The Chinese Cryptocurrency Ban
Bitcoin and the whole cryptocurrency industry has taken quite a hit with a surprising ban on large exchange trading issued by the Chinese government. It was always a worry with the cryptocurrency industry. Most large exchanges stopped trading by the end of September 2017. People can still trade over the counter and cryptocurrencies have by no means been made illegal, but a stop has been put to all large trading exchanges. China is said to account for over 35% of all Bitcoin trades and is also home to many of the worlds biggest bitcoin miners The people who keep the whole bitcoin show running.
This is not the first time that China has intervened in the crypto market. In 2013, it banned large institutions from trading bitcoin, and it issued a four-month freeze earlier this year due to security concerns. Now, the 3 largest China exchanges- Huobi, OKCoin, and BTC China have confirmed that they will be shutting down trading operations by the end of October. These exchanges will remain open and will continue to operate on associated services. They might live to see the restrictions lifted. Unfortunately, smaller exchanges were not so lucky, with Yunbi expected to shut down this September due to the recent regulation. It was never much of a secret that a lot of cryptocurrency trading took place in China. In fact, one of the most oft-cited reasons for the inherent instability of Bitcoin was that most trading volume is in China, who have a history of market interventionism, and that when they issued the ban Bitcoin would fall drastically and irreparably. And this is true, it has fallen, nearly 30% in the week of the announcement of the government regulation. China's crackdown includes a ban on Initial Coin Offerings, the main method through which funds are raised for new digital cryptocurrencies. Some cryptos such as Stratis and Zerocoin have suffered a 50% loss since the announcement. The industry is anything but stable, and it has to be said that the industry, which tends to go up and down together, was hit hard. What is interesting to observe is that Bitcoin seems to be the least affected by the ban. Other currencies are down 50%, but as of the time of this writing, Bitcoin is only down about 20%, from $4800 to $4000.

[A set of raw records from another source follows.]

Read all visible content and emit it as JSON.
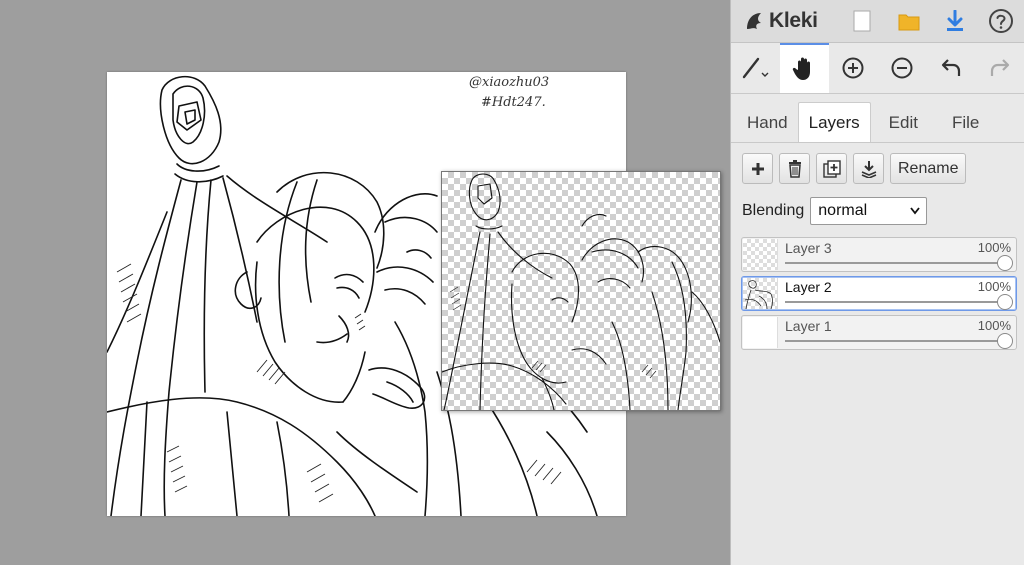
{
  "app": {
    "name": "Kleki"
  },
  "canvas": {
    "watermark_line1": "@xiaozhu03",
    "watermark_line2": "#Hdt247."
  },
  "toolbar": {
    "tools": [
      "brush",
      "hand",
      "zoom-in",
      "zoom-out",
      "undo",
      "redo"
    ],
    "active_tool": "hand"
  },
  "tabs": [
    {
      "label": "Hand"
    },
    {
      "label": "Layers"
    },
    {
      "label": "Edit"
    },
    {
      "label": "File"
    }
  ],
  "active_tab": "Layers",
  "layer_actions": {
    "rename_label": "Rename"
  },
  "blending": {
    "label": "Blending",
    "value": "normal"
  },
  "layers": [
    {
      "name": "Layer 3",
      "opacity": "100%",
      "opacity_value": 1.0
    },
    {
      "name": "Layer 2",
      "opacity": "100%",
      "opacity_value": 1.0,
      "selected": true
    },
    {
      "name": "Layer 1",
      "opacity": "100%",
      "opacity_value": 1.0
    }
  ],
  "colors": {
    "accent": "#5b8ee6",
    "folder": "#f0b429",
    "download": "#2f7de1"
  }
}
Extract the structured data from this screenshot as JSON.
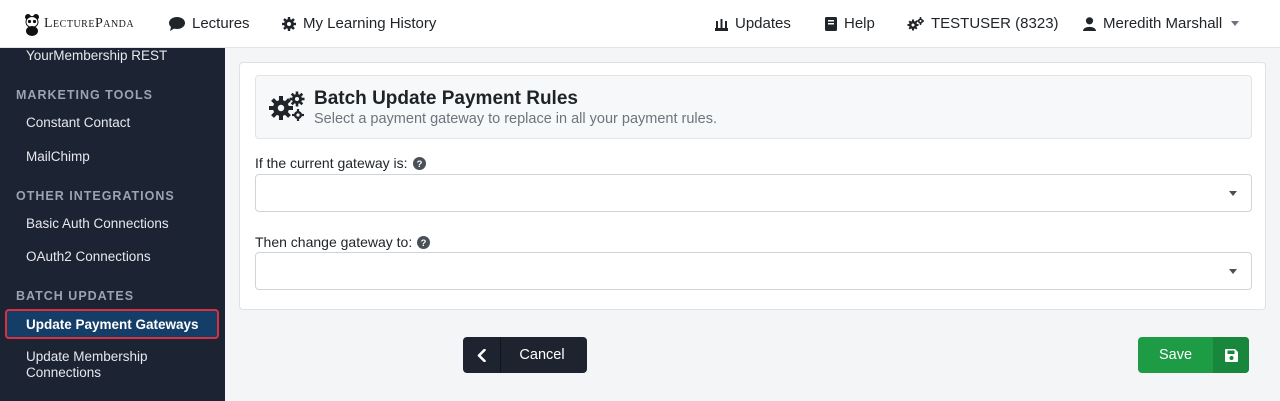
{
  "brand": {
    "name": "LecturePanda"
  },
  "nav": {
    "lectures": "Lectures",
    "history": "My Learning History",
    "updates": "Updates",
    "help": "Help",
    "account": "TESTUSER (8323)",
    "user": "Meredith Marshall"
  },
  "sidebar": {
    "top_item": "YourMembership REST",
    "sections": [
      {
        "header": "MARKETING TOOLS",
        "items": [
          "Constant Contact",
          "MailChimp"
        ]
      },
      {
        "header": "OTHER INTEGRATIONS",
        "items": [
          "Basic Auth Connections",
          "OAuth2 Connections"
        ]
      },
      {
        "header": "BATCH UPDATES",
        "items": [
          "Update Payment Gateways",
          "Update Membership Connections"
        ]
      }
    ],
    "active_item": "Update Payment Gateways"
  },
  "main": {
    "title": "Batch Update Payment Rules",
    "subtitle": "Select a payment gateway to replace in all your payment rules.",
    "field1_label": "If the current gateway is:",
    "field1_value": "",
    "field2_label": "Then change gateway to:",
    "field2_value": "",
    "cancel_label": "Cancel",
    "save_label": "Save"
  },
  "colors": {
    "sidebar_bg": "#1c2434",
    "active_bg": "#143e67",
    "highlight_border": "#d9323f",
    "save_green": "#1e9b45",
    "cancel_dark": "#1d2430"
  },
  "icons": {
    "lectures": "comment-icon",
    "history": "gear-icon",
    "updates": "sync-icon",
    "help": "book-icon",
    "account": "gears-icon",
    "user": "user-icon",
    "card": "gears-icon",
    "help_tip": "question-circle-icon",
    "cancel": "chevron-left-icon",
    "save": "floppy-disk-icon"
  }
}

Nothing to Worry About?
All in all, there is little to worry about. Few other industries have suffered so much at the hands of pundits, academics, and the media. The cryptocurrency industry has withstood regulatory bans, political slams, criticism, scepticism, hacks, viruses and intense competition, surviving solely on the basis of innovation and market demand. The Chinese Bitcoin ban is the latest in a long story of things that were supposed to put an end to the whole cryptocurrency. But didnt. And on surges the bitcoin price. There will be many more events, and the price will most likely continue to rise and fall with a steady upward trend. Investors are delighted at rock bottom prices of their favourite cryptos, some of which have dropped by 50%, and will rise as Chinese investors find alternative ways to trade the cryptocurrencies. Once again, the industry has suffered a worst-case scenario and will likely emerge stronger than ever.
Volatility is not Weakness

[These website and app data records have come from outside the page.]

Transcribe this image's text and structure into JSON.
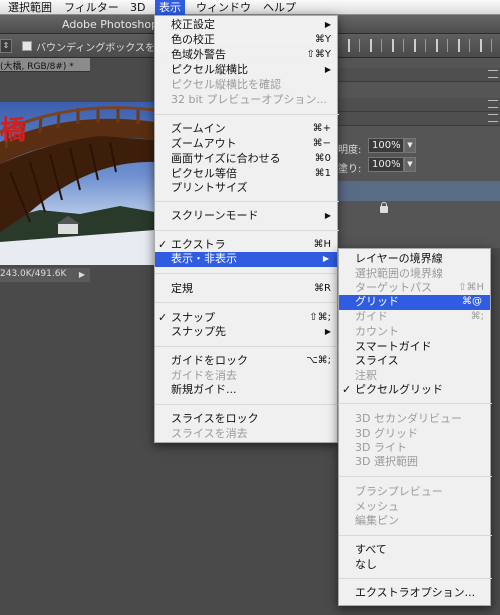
{
  "menubar": {
    "items": [
      {
        "label": "選択範囲"
      },
      {
        "label": "フィルター"
      },
      {
        "label": "3D"
      },
      {
        "label": "表示"
      },
      {
        "label": "ウィンドウ"
      },
      {
        "label": "ヘルプ"
      }
    ]
  },
  "app": {
    "title": "Adobe Photoshop",
    "options_bar": {
      "checkbox_label": "バウンディングボックスを表示",
      "select_arrow": "⇕"
    },
    "doc_tab": "(大橋, RGB/8#) *",
    "status": "243.0K/491.6K",
    "status_arrow": "▶",
    "canvas_text": "橋",
    "panel": {
      "opacity_label": "明度:",
      "opacity_value": "100%",
      "fill_label": "塗り:",
      "fill_value": "100%",
      "arrow": "▼"
    }
  },
  "view_menu": {
    "items": [
      {
        "label": "校正設定",
        "shortcut": "",
        "submenu": true,
        "disabled": false
      },
      {
        "label": "色の校正",
        "shortcut": "⌘Y",
        "disabled": false
      },
      {
        "label": "色域外警告",
        "shortcut": "⇧⌘Y",
        "disabled": false
      },
      {
        "label": "ピクセル縦横比",
        "shortcut": "",
        "submenu": true,
        "disabled": false
      },
      {
        "label": "ピクセル縦横比を確認",
        "shortcut": "",
        "disabled": true
      },
      {
        "label": "32 bit プレビューオプション...",
        "shortcut": "",
        "disabled": true
      },
      {
        "label": "ズームイン",
        "shortcut": "⌘+",
        "disabled": false
      },
      {
        "label": "ズームアウト",
        "shortcut": "⌘−",
        "disabled": false
      },
      {
        "label": "画面サイズに合わせる",
        "shortcut": "⌘0",
        "disabled": false
      },
      {
        "label": "ピクセル等倍",
        "shortcut": "⌘1",
        "disabled": false
      },
      {
        "label": "プリントサイズ",
        "shortcut": "",
        "disabled": false
      },
      {
        "label": "スクリーンモード",
        "shortcut": "",
        "submenu": true,
        "disabled": false
      },
      {
        "label": "エクストラ",
        "shortcut": "⌘H",
        "checked": true,
        "disabled": false
      },
      {
        "label": "表示・非表示",
        "shortcut": "",
        "submenu": true,
        "highlighted": true,
        "disabled": false
      },
      {
        "label": "定規",
        "shortcut": "⌘R",
        "disabled": false
      },
      {
        "label": "スナップ",
        "shortcut": "⇧⌘;",
        "checked": true,
        "disabled": false
      },
      {
        "label": "スナップ先",
        "shortcut": "",
        "submenu": true,
        "disabled": false
      },
      {
        "label": "ガイドをロック",
        "shortcut": "⌥⌘;",
        "disabled": false
      },
      {
        "label": "ガイドを消去",
        "shortcut": "",
        "disabled": true
      },
      {
        "label": "新規ガイド...",
        "shortcut": "",
        "disabled": false
      },
      {
        "label": "スライスをロック",
        "shortcut": "",
        "disabled": false
      },
      {
        "label": "スライスを消去",
        "shortcut": "",
        "disabled": true
      }
    ]
  },
  "show_submenu": {
    "items": [
      {
        "label": "レイヤーの境界線",
        "shortcut": "",
        "disabled": false
      },
      {
        "label": "選択範囲の境界線",
        "shortcut": "",
        "disabled": true
      },
      {
        "label": "ターゲットパス",
        "shortcut": "⇧⌘H",
        "disabled": true
      },
      {
        "label": "グリッド",
        "shortcut": "⌘@",
        "highlighted": true,
        "disabled": false
      },
      {
        "label": "ガイド",
        "shortcut": "⌘;",
        "disabled": true
      },
      {
        "label": "カウント",
        "shortcut": "",
        "disabled": true
      },
      {
        "label": "スマートガイド",
        "shortcut": "",
        "disabled": false
      },
      {
        "label": "スライス",
        "shortcut": "",
        "disabled": false
      },
      {
        "label": "注釈",
        "shortcut": "",
        "disabled": true
      },
      {
        "label": "ピクセルグリッド",
        "shortcut": "",
        "checked": true,
        "disabled": false
      },
      {
        "label": "3D セカンダリビュー",
        "shortcut": "",
        "disabled": true
      },
      {
        "label": "3D グリッド",
        "shortcut": "",
        "disabled": true
      },
      {
        "label": "3D ライト",
        "shortcut": "",
        "disabled": true
      },
      {
        "label": "3D 選択範囲",
        "shortcut": "",
        "disabled": true
      },
      {
        "label": "ブラシプレビュー",
        "shortcut": "",
        "disabled": true
      },
      {
        "label": "メッシュ",
        "shortcut": "",
        "disabled": true
      },
      {
        "label": "編集ピン",
        "shortcut": "",
        "disabled": true
      },
      {
        "label": "すべて",
        "shortcut": "",
        "disabled": false
      },
      {
        "label": "なし",
        "shortcut": "",
        "disabled": false
      },
      {
        "label": "エクストラオプション...",
        "shortcut": "",
        "disabled": false
      }
    ]
  },
  "glyphs": {
    "check": "✓",
    "submenu_arrow": "▶"
  },
  "colors": {
    "highlight": "#2f5ce0",
    "canvas_text": "#cc2222"
  }
}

Despite an incredible amount of volatility, the cryptocurrency industry as a whole is as strong as any (possibly stronger), and the idea that the work of millions of people building apps, frameworks, exchanges, platforms and other applications could simply be shut down by a regulatory ruling or an electrical grid failure is, at best, extremely ill-informed. In fact, bitcoin is proving that people might not actually need regulatory rulings, in the sense that the industry is thriving not in spite of a lack of interventionism, but possibly due to a lack of intervention. It might be volatile, but that term has nothing to do with any form of weakness as people seem to believe. A system that survives shocks and gets stronger is far better than a system than gets destroyed by shocks and has to be bailed out, by any reasonable objective standards. Some market observers have speculated that Chinese regulators will allow cryptocurrency exchanges to re-open once the government has measures in place to provide greater oversight. If it does, then it is likely that all-time highs will be again breached. Matt Roszak, the chairman of Washington-based Chamber of Digital Commerce and an investor in BTC China, said that this could happen by the end of the year. Author: Daniel O'Keefe